(Excerpts from an interface dataset)
= = = =

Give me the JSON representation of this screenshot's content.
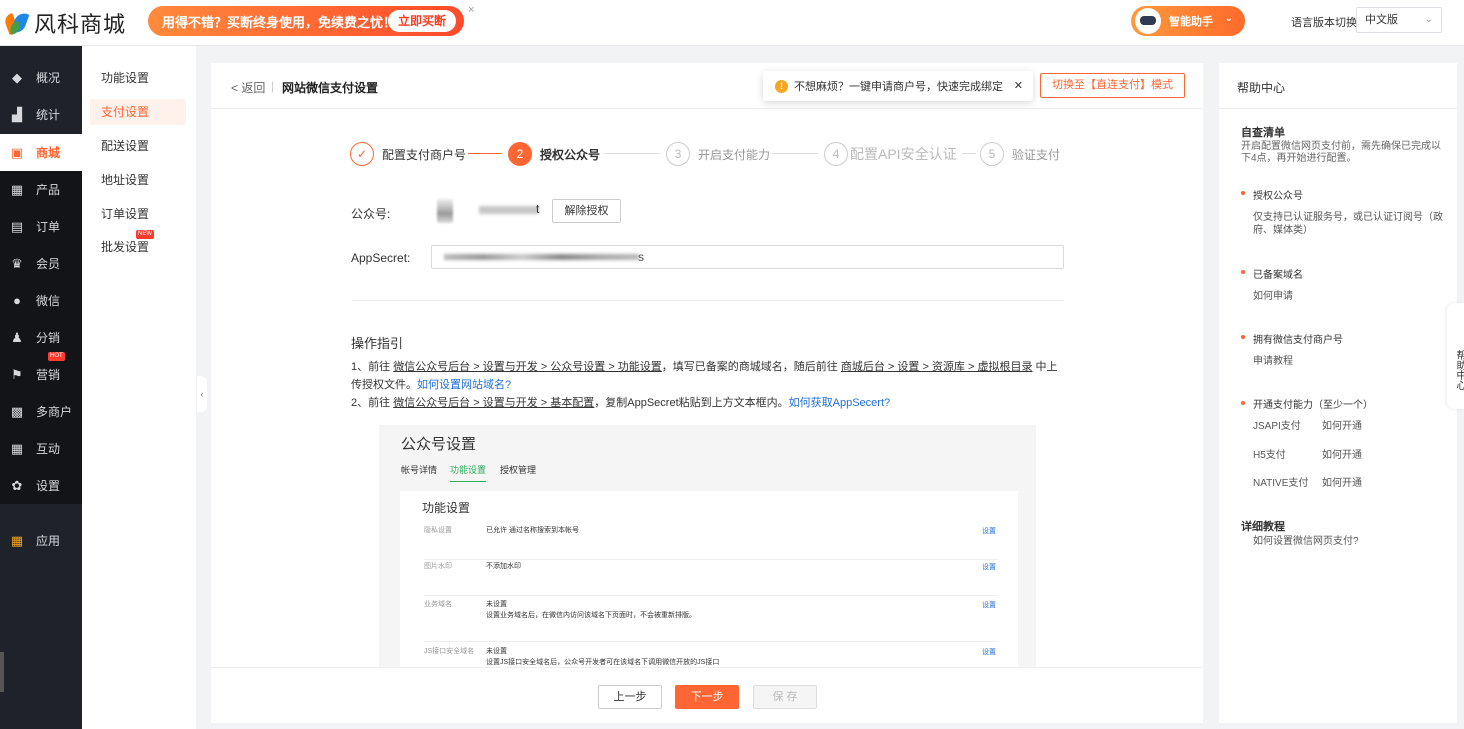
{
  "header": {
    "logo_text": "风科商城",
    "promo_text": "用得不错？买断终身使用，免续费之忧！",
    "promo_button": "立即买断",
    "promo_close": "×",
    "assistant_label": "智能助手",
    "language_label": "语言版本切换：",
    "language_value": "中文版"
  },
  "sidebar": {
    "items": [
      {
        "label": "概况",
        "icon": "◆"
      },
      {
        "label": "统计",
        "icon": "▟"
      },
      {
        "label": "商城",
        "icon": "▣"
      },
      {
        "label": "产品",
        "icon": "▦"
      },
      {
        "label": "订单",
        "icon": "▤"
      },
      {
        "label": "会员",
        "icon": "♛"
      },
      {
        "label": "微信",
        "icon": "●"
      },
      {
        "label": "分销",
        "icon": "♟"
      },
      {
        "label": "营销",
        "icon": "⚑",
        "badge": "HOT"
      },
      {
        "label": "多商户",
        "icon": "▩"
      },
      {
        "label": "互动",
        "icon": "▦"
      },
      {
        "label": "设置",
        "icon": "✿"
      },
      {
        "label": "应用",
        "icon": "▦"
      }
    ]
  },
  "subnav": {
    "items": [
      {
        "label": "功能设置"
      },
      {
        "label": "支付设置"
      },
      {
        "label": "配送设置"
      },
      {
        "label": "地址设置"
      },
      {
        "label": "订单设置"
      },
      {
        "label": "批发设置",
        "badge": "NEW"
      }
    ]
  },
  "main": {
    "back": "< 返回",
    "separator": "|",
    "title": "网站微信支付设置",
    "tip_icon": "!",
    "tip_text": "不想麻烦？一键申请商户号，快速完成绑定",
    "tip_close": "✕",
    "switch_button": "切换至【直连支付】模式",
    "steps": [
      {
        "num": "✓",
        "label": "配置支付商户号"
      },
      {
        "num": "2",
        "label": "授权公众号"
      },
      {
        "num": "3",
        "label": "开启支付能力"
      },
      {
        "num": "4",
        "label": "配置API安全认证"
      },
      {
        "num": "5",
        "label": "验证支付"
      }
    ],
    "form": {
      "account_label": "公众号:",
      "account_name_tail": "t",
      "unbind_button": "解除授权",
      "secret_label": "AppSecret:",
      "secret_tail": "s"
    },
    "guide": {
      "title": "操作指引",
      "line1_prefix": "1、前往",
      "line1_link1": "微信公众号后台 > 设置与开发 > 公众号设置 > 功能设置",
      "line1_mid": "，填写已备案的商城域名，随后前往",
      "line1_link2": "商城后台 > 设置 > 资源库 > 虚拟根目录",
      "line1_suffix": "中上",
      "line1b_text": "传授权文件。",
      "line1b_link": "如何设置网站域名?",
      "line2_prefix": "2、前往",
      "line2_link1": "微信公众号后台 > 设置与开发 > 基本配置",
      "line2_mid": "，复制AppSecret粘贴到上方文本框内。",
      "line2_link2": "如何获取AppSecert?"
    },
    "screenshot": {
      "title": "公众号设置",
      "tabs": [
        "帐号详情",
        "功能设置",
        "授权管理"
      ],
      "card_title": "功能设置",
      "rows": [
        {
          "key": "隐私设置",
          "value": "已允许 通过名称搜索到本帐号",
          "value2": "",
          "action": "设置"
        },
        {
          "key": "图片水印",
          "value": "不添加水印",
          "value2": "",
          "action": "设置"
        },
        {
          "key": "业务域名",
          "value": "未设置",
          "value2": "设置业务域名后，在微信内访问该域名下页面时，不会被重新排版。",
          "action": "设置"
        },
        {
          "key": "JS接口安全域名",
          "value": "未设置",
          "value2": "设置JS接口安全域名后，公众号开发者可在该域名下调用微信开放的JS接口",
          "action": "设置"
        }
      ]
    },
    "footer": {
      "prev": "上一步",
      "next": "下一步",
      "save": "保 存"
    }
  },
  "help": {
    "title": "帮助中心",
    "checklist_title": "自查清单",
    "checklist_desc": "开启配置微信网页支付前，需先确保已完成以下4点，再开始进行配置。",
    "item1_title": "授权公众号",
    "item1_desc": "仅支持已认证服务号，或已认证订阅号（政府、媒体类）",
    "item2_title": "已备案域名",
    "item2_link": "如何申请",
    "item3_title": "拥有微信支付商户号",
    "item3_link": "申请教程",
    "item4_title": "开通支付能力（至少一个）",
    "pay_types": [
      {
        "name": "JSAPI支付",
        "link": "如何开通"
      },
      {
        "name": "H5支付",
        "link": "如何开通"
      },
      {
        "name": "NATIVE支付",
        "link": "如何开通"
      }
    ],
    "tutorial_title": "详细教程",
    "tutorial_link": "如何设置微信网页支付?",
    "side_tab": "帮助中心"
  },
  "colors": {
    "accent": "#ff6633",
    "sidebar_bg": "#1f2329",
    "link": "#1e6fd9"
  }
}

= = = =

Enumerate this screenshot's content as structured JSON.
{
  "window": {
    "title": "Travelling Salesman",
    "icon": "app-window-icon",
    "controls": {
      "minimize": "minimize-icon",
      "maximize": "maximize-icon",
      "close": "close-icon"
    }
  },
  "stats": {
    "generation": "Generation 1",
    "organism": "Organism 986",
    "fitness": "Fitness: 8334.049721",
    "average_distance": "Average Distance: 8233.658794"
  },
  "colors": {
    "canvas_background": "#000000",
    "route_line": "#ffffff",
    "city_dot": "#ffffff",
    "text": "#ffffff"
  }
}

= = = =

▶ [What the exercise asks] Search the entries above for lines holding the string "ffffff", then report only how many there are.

▶ [Finished task] 3